Excerpts from an interface dataset:
★ ★ ★

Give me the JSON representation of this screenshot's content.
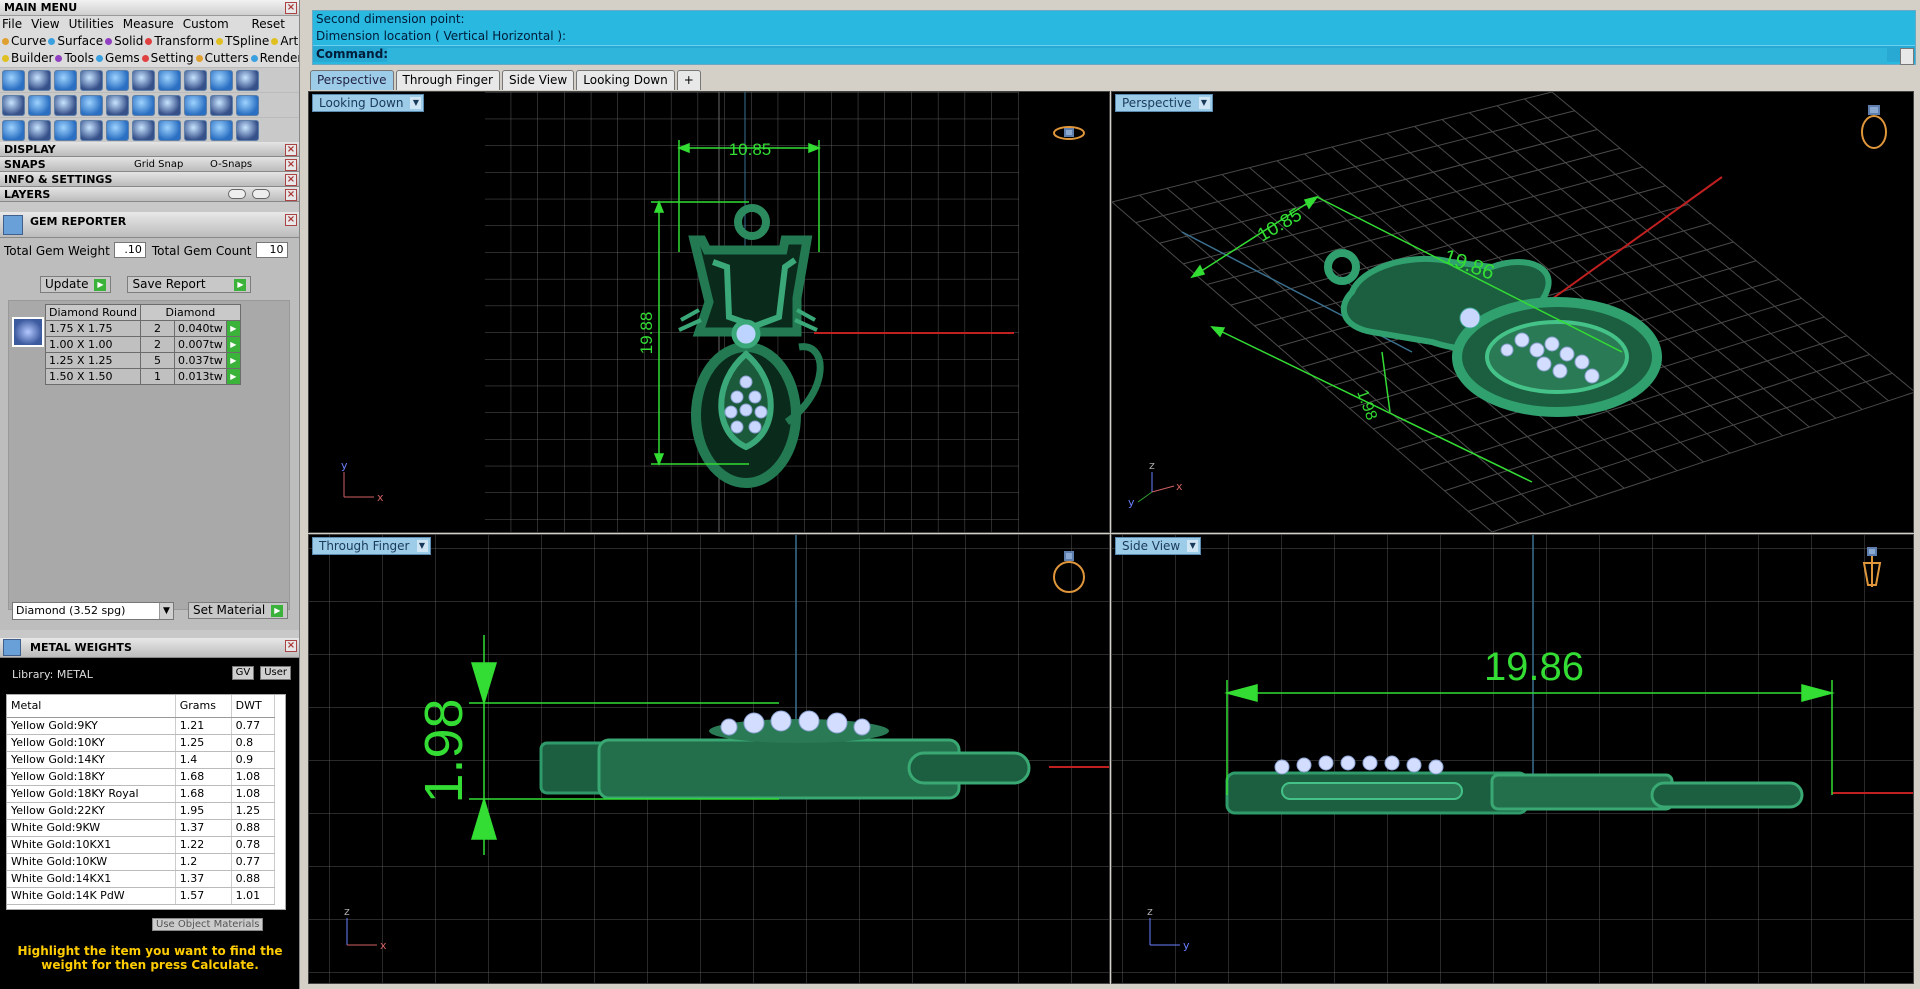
{
  "main_menu": {
    "title": "MAIN MENU",
    "menus": [
      "File",
      "View",
      "Utilities",
      "Measure",
      "Custom"
    ],
    "reset": "Reset",
    "tags_row1": [
      {
        "label": "Curve",
        "color": "#e0a030"
      },
      {
        "label": "Surface",
        "color": "#3aa0e0"
      },
      {
        "label": "Solid",
        "color": "#9040c0"
      },
      {
        "label": "Transform",
        "color": "#e04040"
      },
      {
        "label": "TSpline",
        "color": "#e0c020"
      },
      {
        "label": "Art",
        "color": "#e0c020"
      }
    ],
    "tags_row2": [
      {
        "label": "Builder",
        "color": "#e0c020"
      },
      {
        "label": "Tools",
        "color": "#9040c0"
      },
      {
        "label": "Gems",
        "color": "#3aa0e0"
      },
      {
        "label": "Setting",
        "color": "#e04040"
      },
      {
        "label": "Cutters",
        "color": "#e0a030"
      },
      {
        "label": "Render",
        "color": "#3aa0e0"
      }
    ]
  },
  "sections": {
    "display": "DISPLAY",
    "snaps": "SNAPS",
    "grid_snap": "Grid Snap",
    "o_snaps": "O-Snaps",
    "info": "INFO & SETTINGS",
    "layers": "LAYERS"
  },
  "gem_reporter": {
    "title": "GEM REPORTER",
    "total_weight_label": "Total Gem Weight",
    "total_weight": ".10",
    "total_count_label": "Total Gem Count",
    "total_count": "10",
    "update": "Update",
    "save_report": "Save Report",
    "headers": [
      "Diamond Round",
      "Diamond"
    ],
    "rows": [
      {
        "size": "1.75 X 1.75",
        "count": "2",
        "weight": "0.040tw"
      },
      {
        "size": "1.00 X 1.00",
        "count": "2",
        "weight": "0.007tw"
      },
      {
        "size": "1.25 X 1.25",
        "count": "5",
        "weight": "0.037tw"
      },
      {
        "size": "1.50 X 1.50",
        "count": "1",
        "weight": "0.013tw"
      }
    ],
    "material_select": "Diamond    (3.52 spg)",
    "set_material": "Set Material"
  },
  "metal_weights": {
    "title": "METAL WEIGHTS",
    "library": "Library: METAL",
    "gv": "GV",
    "user": "User",
    "headers": [
      "Metal",
      "Grams",
      "DWT"
    ],
    "rows": [
      [
        "Yellow Gold:9KY",
        "1.21",
        "0.77"
      ],
      [
        "Yellow Gold:10KY",
        "1.25",
        "0.8"
      ],
      [
        "Yellow Gold:14KY",
        "1.4",
        "0.9"
      ],
      [
        "Yellow Gold:18KY",
        "1.68",
        "1.08"
      ],
      [
        "Yellow Gold:18KY Royal",
        "1.68",
        "1.08"
      ],
      [
        "Yellow Gold:22KY",
        "1.95",
        "1.25"
      ],
      [
        "White Gold:9KW",
        "1.37",
        "0.88"
      ],
      [
        "White Gold:10KX1",
        "1.22",
        "0.78"
      ],
      [
        "White Gold:10KW",
        "1.2",
        "0.77"
      ],
      [
        "White Gold:14KX1",
        "1.37",
        "0.88"
      ],
      [
        "White Gold:14K PdW",
        "1.57",
        "1.01"
      ]
    ],
    "use_object": "Use Object Materials",
    "hint": "Highlight the item you want to find the weight for then press Calculate."
  },
  "command": {
    "line1": "Second dimension point:",
    "line2": "Dimension location ( Vertical  Horizontal ):",
    "label": "Command:"
  },
  "tabs": [
    "Perspective",
    "Through Finger",
    "Side View",
    "Looking Down",
    "+"
  ],
  "viewports": {
    "top_left": {
      "label": "Looking Down",
      "dim_w": "10.85",
      "dim_h": "19.88",
      "axis_x": "x",
      "axis_y": "y"
    },
    "top_right": {
      "label": "Perspective",
      "dim_a": "10.85",
      "dim_b": "19.86",
      "dim_c": "1.98",
      "axis_x": "x",
      "axis_y": "y",
      "axis_z": "z"
    },
    "bottom_left": {
      "label": "Through Finger",
      "dim": "1.98",
      "axis_x": "x",
      "axis_z": "z"
    },
    "bottom_right": {
      "label": "Side View",
      "dim": "19.86",
      "axis_y": "y",
      "axis_z": "z"
    }
  }
}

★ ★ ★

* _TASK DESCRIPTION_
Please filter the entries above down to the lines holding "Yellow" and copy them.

* _ANSWER TO THIS TASK_
        "Yellow Gold:9KY",
        "Yellow Gold:10KY",
        "Yellow Gold:14KY",
        "Yellow Gold:18KY",
        "Yellow Gold:18KY Royal",
        "Yellow Gold:22KY",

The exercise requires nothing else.